  • “describe the nature of the personal data breach including where possible, the categories and approximate number of data subjects concerned and the categories and approximate number of personal data records concerned;
  • communicate the name and contact details of the data protection officer or other contact point where more information can be obtained;
  • describe the likely consequences of the personal data breach;
  • describe the measures taken or proposed to be taken by the controller to address the personal data breach, including, where appropriate, measures to mitigate its possible adverse effects.”

When notifying data subjects of a breach, the notification must “describe in clear and plain language the nature of the personal data breach,” (see Article 34). You must also adhere to items B, C, and D of Article 33 noted above.

Breach notifications must be handled transparently and clearly with both supervisory authorities and data subjects. Failure to do this not only makes you non-compliant with GDPR regulations but risks damaging your organization’s reputation.

Ensure the incident response plan includes breach communication principles, including the following:

  • Center communication around facts, not speculation.
  • Ensure information communicated is consistent.
  • Provide customers an avenue to learn about the breach and inquire about their data.

As mentioned, breaches must be reported to supervisory authorities within 72 hours of discovery and to data subjects “without undue delay” (see Articles 33 and 34).

The breach notification requirements set forth by the GDPR present new and unique challenges. LBMC’s computer incident response services can help you plan and execute a GDPR-compliant incident response plan.

Is Your Organization Prepared for GDPR Enforcement?

In many ways, GDPR takes cybersecurity to a different level for certain organizations. It’s going to be just as significant, if not more, than the current industry regulations.

Making sure your organization is aligned with the data handling requirements of the GDPR before the enforcement date of May 25th is critical. In addition to familiarizing yourself with the GDPR requirements, it’s important to map those requirements to your organizational policies and procedures. This is where our team at LBMC can help.

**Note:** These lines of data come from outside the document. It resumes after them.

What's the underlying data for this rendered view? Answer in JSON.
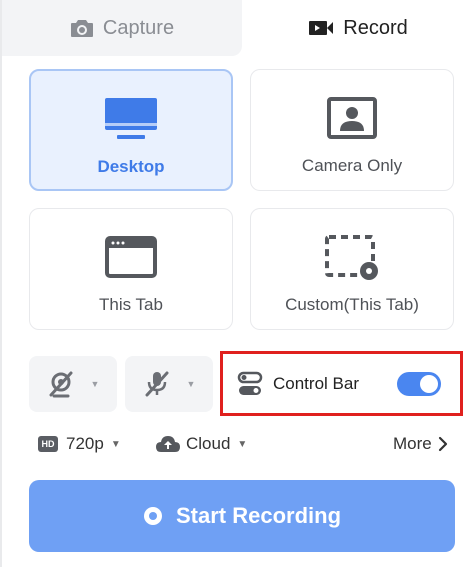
{
  "tabs": [
    {
      "label": "Capture",
      "icon": "camera-icon",
      "active": false
    },
    {
      "label": "Record",
      "icon": "video-camera-icon",
      "active": true
    }
  ],
  "modes": [
    {
      "label": "Desktop",
      "icon": "monitor-icon",
      "selected": true
    },
    {
      "label": "Camera Only",
      "icon": "camera-person-icon",
      "selected": false
    },
    {
      "label": "This Tab",
      "icon": "browser-window-icon",
      "selected": false
    },
    {
      "label": "Custom(This Tab)",
      "icon": "custom-region-icon",
      "selected": false
    }
  ],
  "media": {
    "camera_icon": "camera-off-icon",
    "mic_icon": "microphone-off-icon"
  },
  "control_bar": {
    "label": "Control Bar",
    "icon": "toggles-icon",
    "enabled": true
  },
  "options": {
    "resolution_badge": "HD",
    "resolution": "720p",
    "storage": "Cloud",
    "more": "More"
  },
  "start_button": {
    "label": "Start Recording"
  },
  "colors": {
    "accent": "#4a86f0",
    "selected_bg": "#e9f1fe",
    "start_button": "#6fa0f4",
    "highlight_box": "#e0201e"
  }
}
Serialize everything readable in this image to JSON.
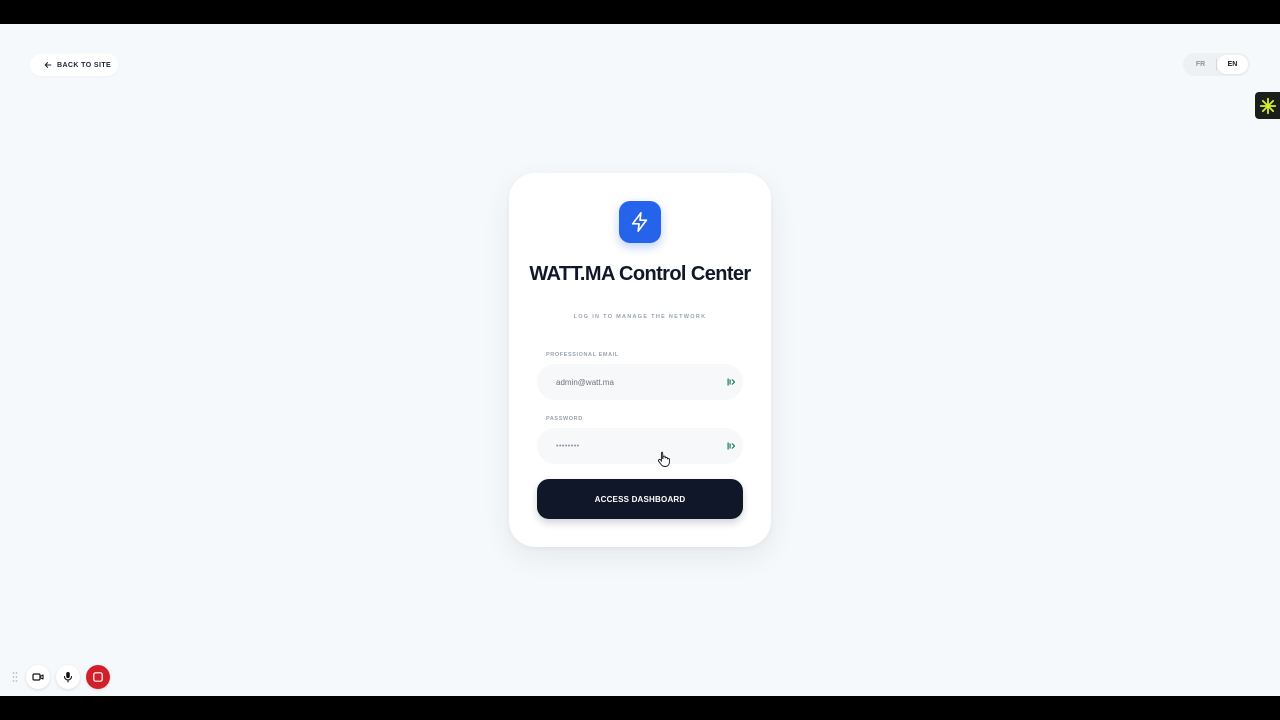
{
  "nav": {
    "back_label": "BACK TO SITE"
  },
  "language": {
    "options": [
      "FR",
      "EN"
    ],
    "selected": "EN"
  },
  "login": {
    "title": "WATT.MA Control Center",
    "subtitle": "LOG IN TO MANAGE THE NETWORK",
    "email_label": "PROFESSIONAL EMAIL",
    "email_value": "admin@watt.ma",
    "password_label": "PASSWORD",
    "password_value": "••••••••",
    "submit_label": "ACCESS DASHBOARD"
  },
  "colors": {
    "accent": "#2563eb",
    "dark": "#0f1729",
    "background": "#f6f9fb",
    "recorder_stop": "#d2202b"
  },
  "icons": {
    "back": "arrow-left-icon",
    "logo": "lightning-bolt-icon",
    "field_addon": "password-manager-icon",
    "extension": "extension-sparkle-icon",
    "recorder": [
      "drag-handle-icon",
      "camera-icon",
      "microphone-icon",
      "stop-icon"
    ]
  }
}
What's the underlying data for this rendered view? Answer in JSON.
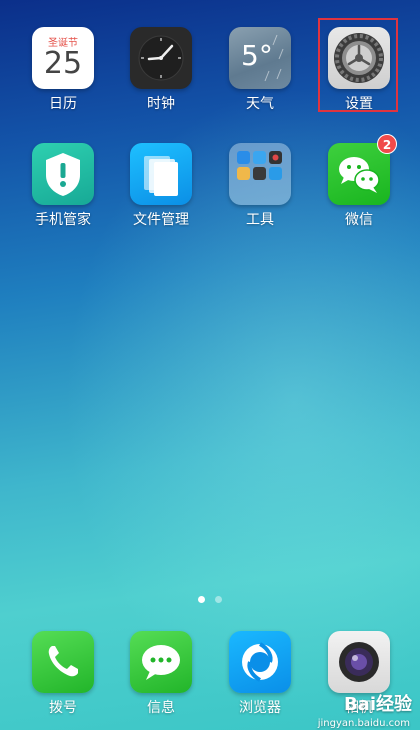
{
  "apps_row1": [
    {
      "label": "日历",
      "calendar_holiday": "圣诞节",
      "calendar_day": "25"
    },
    {
      "label": "时钟"
    },
    {
      "label": "天气",
      "weather_temp": "5°"
    },
    {
      "label": "设置"
    }
  ],
  "apps_row2": [
    {
      "label": "手机管家"
    },
    {
      "label": "文件管理"
    },
    {
      "label": "工具"
    },
    {
      "label": "微信",
      "badge": "2"
    }
  ],
  "dock": [
    {
      "label": "拨号"
    },
    {
      "label": "信息"
    },
    {
      "label": "浏览器"
    },
    {
      "label": "相机"
    }
  ],
  "page_indicator": {
    "pages": 2,
    "current": 1
  },
  "watermark": {
    "brand": "Bai经验",
    "url": "jingyan.baidu.com"
  },
  "colors": {
    "highlight": "#e0343f",
    "badge": "#f04a4a"
  }
}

LBMC provides many options that can help you with your data woes. We have GDPR compliance services, data insights services and various software solutions to meet your business needs.